New England seems to have a lot of “layers” to it. New developments are built, new neighbors move in, roads are changed, trees grow up, and spots that used to be locally famous become inaccessible and are forgotten. My grandfather speaks of a “split” stone that one can walk through. It is still in the woods somewhere, but surrounded by homes. I’ve also read about a nearby boulder that pivoted atop another to make deep booming sounds heard long distances. Many families used to dump trash such as bottles or old frying pans on their own property. These spots hold a wealth of archaeological data. They have since been covered over and the original families are long gone, but my grandfather still remembers where some of them were.
A few days before Halloween I was driving through the several towns surrounding the University of Rhode Island. The roads in this area seem to have grown organically like roots with no forethought that humans might one day need to navigate them. Fortunately, my grandfather’s century-plus of experience living in the area guided us home. “Left, left, right, straight, right,” he said. I’m not sure how he does it.
This area has a strange mixture of urban and rural qualities.

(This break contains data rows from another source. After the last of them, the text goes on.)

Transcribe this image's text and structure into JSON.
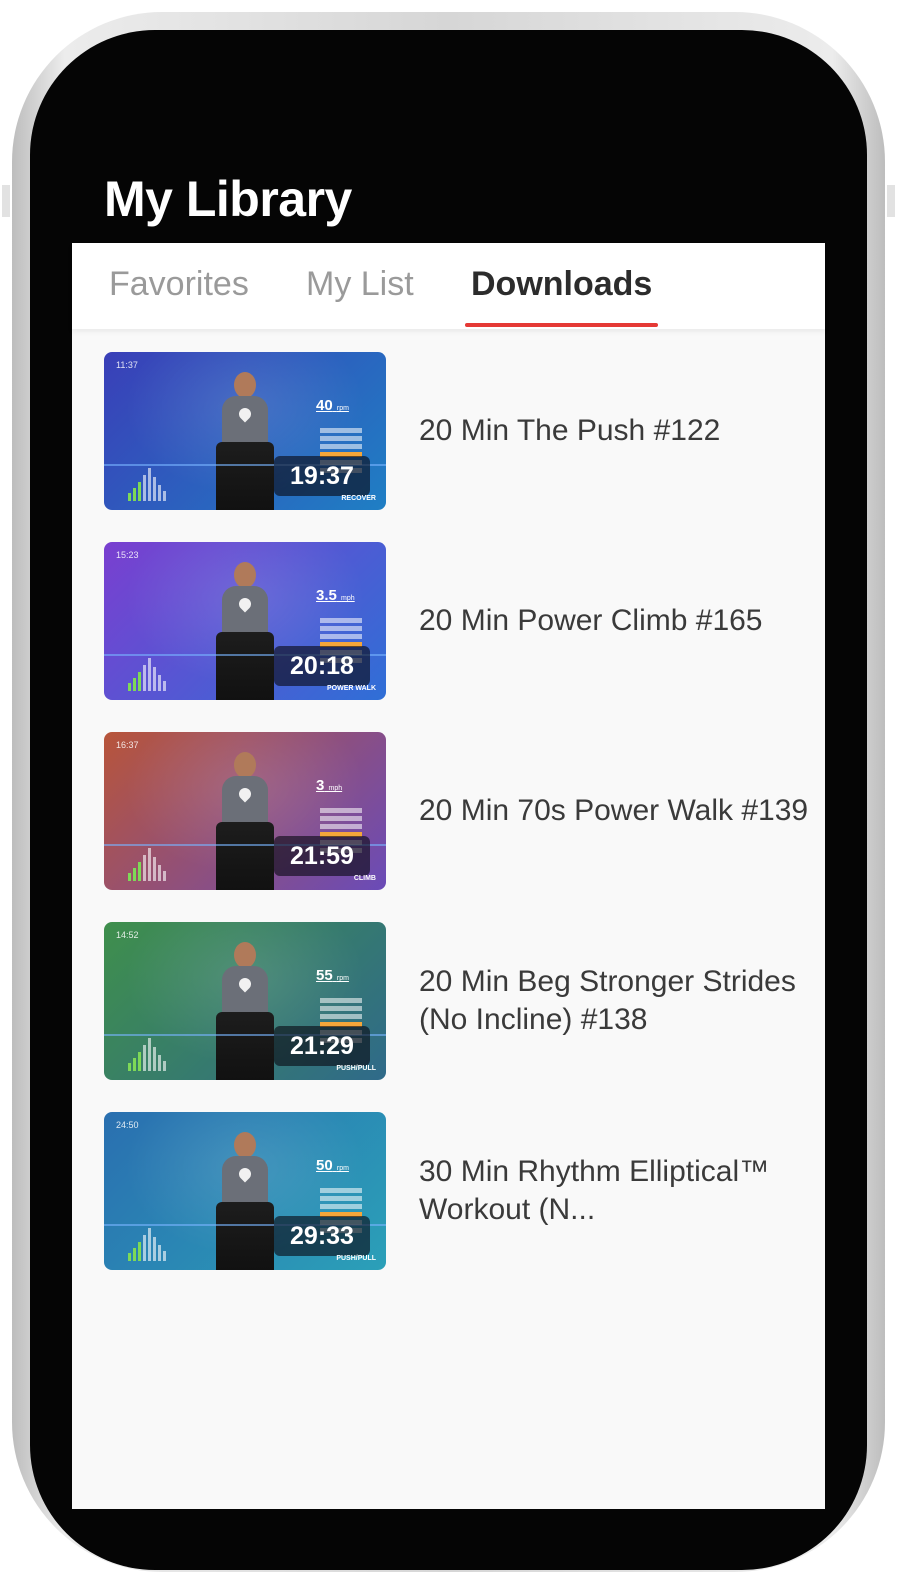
{
  "header": {
    "title": "My Library"
  },
  "tabs": [
    {
      "label": "Favorites",
      "active": false
    },
    {
      "label": "My List",
      "active": false
    },
    {
      "label": "Downloads",
      "active": true
    }
  ],
  "accent_color": "#e53935",
  "workouts": [
    {
      "title": "20 Min The Push #122",
      "duration": "19:37",
      "clock": "11:37",
      "metric_value": "40",
      "metric_unit": "rpm",
      "mode": "RECOVER",
      "thumb_colors": [
        "#3a3fb8",
        "#1f7fc4"
      ]
    },
    {
      "title": "20 Min Power Climb #165",
      "duration": "20:18",
      "clock": "15:23",
      "metric_value": "3.5",
      "metric_unit": "mph",
      "mode": "POWER WALK",
      "thumb_colors": [
        "#7a3fd0",
        "#2f6fd6"
      ]
    },
    {
      "title": "20 Min 70s Power Walk #139",
      "duration": "21:59",
      "clock": "16:37",
      "metric_value": "3",
      "metric_unit": "mph",
      "mode": "CLIMB",
      "thumb_colors": [
        "#b8553a",
        "#6a4bb8"
      ]
    },
    {
      "title": "20 Min Beg Stronger Strides (No Incline) #138",
      "duration": "21:29",
      "clock": "14:52",
      "metric_value": "55",
      "metric_unit": "rpm",
      "mode": "PUSH/PULL",
      "thumb_colors": [
        "#3f8f4c",
        "#2f6a8a"
      ]
    },
    {
      "title": "30 Min Rhythm Elliptical™ Workout (N...",
      "duration": "29:33",
      "clock": "24:50",
      "metric_value": "50",
      "metric_unit": "rpm",
      "mode": "PUSH/PULL",
      "thumb_colors": [
        "#2a6fb0",
        "#2ba0b8"
      ]
    }
  ]
}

Everywhere we were surrounded by trees, but there were closely-spaced houses among them. The roads were narrow and winding, yet heavily trafficked. There was nowhere to safely stop and take a picture. The nine-foot, pumpkin-headed being depicted above was actually sighted on a separate trip several miles north of this area. Among the houses are numerous local businesses with creative signs and facades, reminding me of a fairy village. I started to imagine that I might have took a wrong turn into the fourth dimension somehow and I was now trapped driving in circles forever.

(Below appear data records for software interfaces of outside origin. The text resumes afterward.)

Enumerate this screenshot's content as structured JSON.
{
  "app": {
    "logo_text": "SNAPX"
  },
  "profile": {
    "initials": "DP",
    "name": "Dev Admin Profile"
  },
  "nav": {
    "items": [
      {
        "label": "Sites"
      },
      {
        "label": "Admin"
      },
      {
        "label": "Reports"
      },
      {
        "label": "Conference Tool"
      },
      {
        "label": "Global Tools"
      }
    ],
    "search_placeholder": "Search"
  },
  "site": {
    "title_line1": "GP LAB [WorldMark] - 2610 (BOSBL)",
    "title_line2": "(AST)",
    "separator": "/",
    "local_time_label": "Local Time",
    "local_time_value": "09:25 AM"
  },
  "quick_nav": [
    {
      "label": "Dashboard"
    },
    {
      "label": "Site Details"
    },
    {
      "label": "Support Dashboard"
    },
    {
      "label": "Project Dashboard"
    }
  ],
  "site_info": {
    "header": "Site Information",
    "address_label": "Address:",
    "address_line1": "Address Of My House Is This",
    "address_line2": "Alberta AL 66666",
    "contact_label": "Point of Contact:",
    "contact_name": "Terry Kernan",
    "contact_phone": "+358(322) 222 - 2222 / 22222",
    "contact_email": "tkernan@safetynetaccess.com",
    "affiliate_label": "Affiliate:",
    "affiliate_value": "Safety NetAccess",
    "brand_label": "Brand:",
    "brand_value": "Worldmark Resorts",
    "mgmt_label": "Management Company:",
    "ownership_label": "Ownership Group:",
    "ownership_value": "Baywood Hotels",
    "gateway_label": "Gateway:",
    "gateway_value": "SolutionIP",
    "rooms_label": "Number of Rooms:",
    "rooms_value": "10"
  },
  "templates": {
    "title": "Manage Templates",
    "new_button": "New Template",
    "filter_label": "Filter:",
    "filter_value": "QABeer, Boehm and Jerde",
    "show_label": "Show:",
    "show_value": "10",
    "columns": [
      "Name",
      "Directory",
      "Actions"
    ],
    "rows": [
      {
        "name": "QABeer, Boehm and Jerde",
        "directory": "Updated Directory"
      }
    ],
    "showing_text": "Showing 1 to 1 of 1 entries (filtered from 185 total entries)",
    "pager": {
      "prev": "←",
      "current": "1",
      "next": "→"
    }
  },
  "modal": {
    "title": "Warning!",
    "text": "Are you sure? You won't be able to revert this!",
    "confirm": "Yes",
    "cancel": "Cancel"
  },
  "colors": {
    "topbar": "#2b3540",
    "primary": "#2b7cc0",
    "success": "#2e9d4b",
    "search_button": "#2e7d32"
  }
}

Every yard had a stone wall going all the way around it. Some bordered right on the road. Some had fitted stones and were very neat. Others were sloppy. Some had jagged stones and some had rounded stones. Some were made of very large stones. There were even stone walls partitioning lots full of trees and boulders with no houses. One yard had a very deep valley running through it. The topography was always interesting. It seems like a cozy place to live.
There were book shops, flower shops, and antiques dealers. Every other residence seemed to be selling hay, firewood, mulch, or eggs. Returning a few days later to explore, I was disappointed to find some of the stores still without power from a recent storm. Among the open stores was The Purple Cow Company, a gift shop selling clothes, jewelry, cards, joke books, incense, geodes, and various carved figures. I was intrigued by the locally-made mini-houses made from smooth beach stones stacked and glued. Glass was used for windows and doors. It was a fairy village within a fairy village. I also stopped to look at the Tillandsia plants, which look like cute Lovecraftian horrors. Next door is the The Green Line Apothecary, which in addition to selling drugs, supplements, lotions, and providing screenings and immunizations, also has a bar where they sell soda, ice cream, shakes, floats, coffee, tea, lime rickeys, and whatever the heck egg creams and cherry phosphates are. I was not in a sugar-mood (unusual for me) and so I just had iced coffee with milk.
One day I shall return.
Rainbows are seen opposite from the source of illumination. There do exist secondary rainbows that require the light rays to make more turns, but these are often too faint to be seen. However, one day I looked straight up to see a rainbow around the sun (which was behind a cloud). What’s going on? Could it be formed from ice crystals instead of water droplets? Why have I never seen these before?
My name is Dan. I am an author, artist, explorer, and contemplator of subjects large and small.